'Ghost Hunters' Grant Wilson, Kristen Luman and Daryl Marston Reveal What Really Makes the Paranormal 'Creepy' and 'Scary' (Exclusive)

Almost 15 years after introducing audiences to the supernatural world of paranormal field investigations, Ghost Hunters star Grant Wilson is back with a brand new team who are preparing to dive deep into the unexplained with the highly anticipated reboot of his beloved series, premiering this Wednesday on A&E.

While Ghost Hunters aims to normalize paranormal experiences in an effort to create a safe space for those struggling with unexplained phenomena, Wilson and his team, led by co-lead investigators, Daryl Marston and Kristen Luman tell PopCulture.com that though they've been on their fair share of explorations this season, there's just one thing that makes it all creepy at the end of the day — and it's not what audiences might assume.

"Well, to me, none of it's really creepy because living people are creepy," Wilson laughed with PopCulture.com while in New York City. "The paranormal usually means entities are reaching out and people usually, they're nicest when they need help. But some locations are creepy."

(Photo: Justin Bettman / A&E)

Wilson goes on to add that one of the creepiest locations the Ghost Hunters crew visited this upcoming season was at the Madison Seminary, a historical landmark in Madison, Ohio that has a reputation for paranormal activity that dates back to eerie tales from the 1800s.

"We went into it — and it's seen better days, but part of it was an asylum, so all that can get in your head," Wilson said. "But we're trying not to think that way, but with graffiti everywhere and strange symbols…"

"Yeah, the strange symbols," Luman interjected. "And again, there's a human attribution to it and that's what actually is somewhat scary when humans get involved and try to take control of perhaps a paranormal.
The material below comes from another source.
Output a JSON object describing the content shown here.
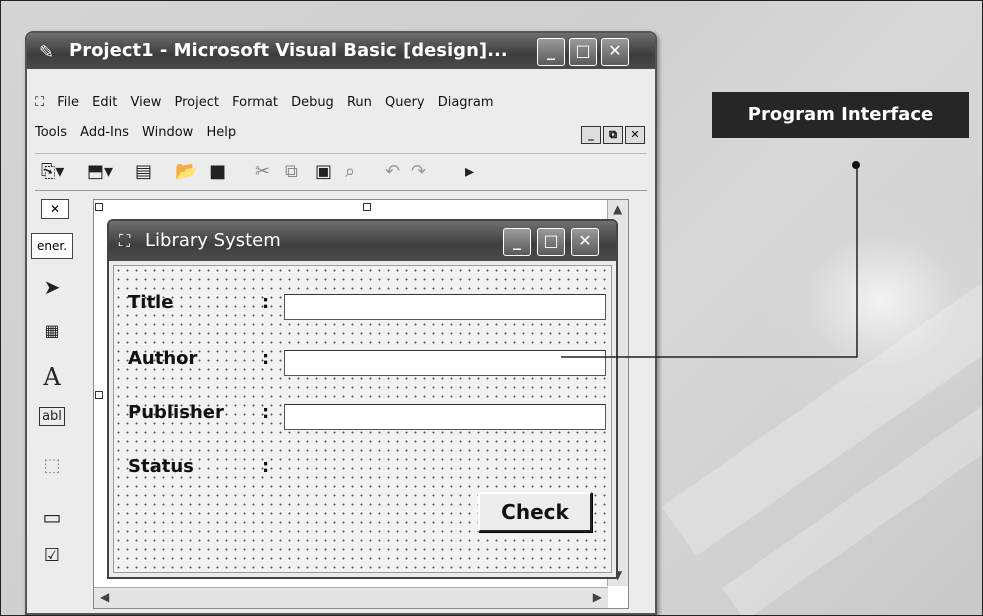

I never experienced an investigation where symbols were along the wall and we had to decipher if they were demonic or what they were there for."

Luman adds it's that kind of element which can make things "get a bit frightening."
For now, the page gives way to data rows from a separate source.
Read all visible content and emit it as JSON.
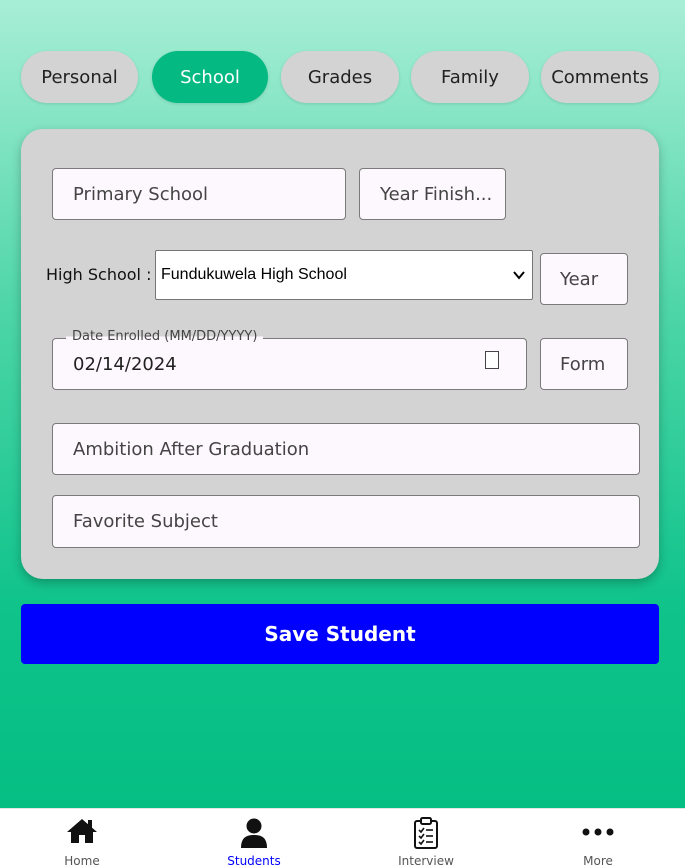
{
  "tabs": [
    {
      "label": "Personal",
      "active": false
    },
    {
      "label": "School",
      "active": true
    },
    {
      "label": "Grades",
      "active": false
    },
    {
      "label": "Family",
      "active": false
    },
    {
      "label": "Comments",
      "active": false
    }
  ],
  "form": {
    "primary_school_placeholder": "Primary School",
    "year_finished_placeholder": "Year Finish...",
    "high_school_label": "High School :",
    "high_school_selected": "Fundukuwela High School",
    "year_placeholder": "Year",
    "date_enrolled_label": "Date Enrolled (MM/DD/YYYY)",
    "date_enrolled_value": "02/14/2024",
    "form_placeholder": "Form",
    "ambition_placeholder": "Ambition After Graduation",
    "favorite_subject_placeholder": "Favorite Subject"
  },
  "save_button": "Save Student",
  "nav": [
    {
      "label": "Home",
      "icon": "home-icon",
      "active": false
    },
    {
      "label": "Students",
      "icon": "person-icon",
      "active": true
    },
    {
      "label": "Interview",
      "icon": "clipboard-icon",
      "active": false
    },
    {
      "label": "More",
      "icon": "more-icon",
      "active": false
    }
  ],
  "colors": {
    "active_tab": "#04b982",
    "save_button": "#0000ff",
    "active_nav": "#0000ff",
    "card": "#d3d3d3"
  }
}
"Humans are a lot more scarier than paranormals," Marston told PopCulture.com.

"But you do get situations — we get pushed and or you know, what people may think is an attack," Wilson added. "But honestly, a lot of the actions we take as living people is taken out of context [and] can be seen as aggressive, when it's really not."

With the show greenlighted for 20 episodes this season, the cast goes on to share that of all the investigations they've been on so far, the location that has stood out the most over the course of their time together was Madison Seminary.

"It was kind of an awesome experience to come together as a team and all do our homework, and try to find out what those symbols actually meant and represented," Luman said. "Were they calling for spirits? Were they locking spirits in the building? So when you're starting to deal with things such as where humans are possibly trying to take control of the supernatural world, that can be a bit frightening and you don't want to mess with that."

She reiterates how fun and "awesome" it is for the team to come together on every investigation, especially with each member's diverse set of skills and gifts to solve a mystery.

"Every investigation done so far, has been very exciting," Marston added. "The most excitement that we get out of it is the image we capture. None of it's scary, none of it's terrifying. It's the evidence we capture in the moment with one investigation, like we just did an investigation a week or two ago where we caught some really cool evidence and it's mind-blowing. But not scary to us."


Ghost Hunters airs Wednesdays at 9 p.m. ET on A&E.

Photo credit: Justin Bettman / A&E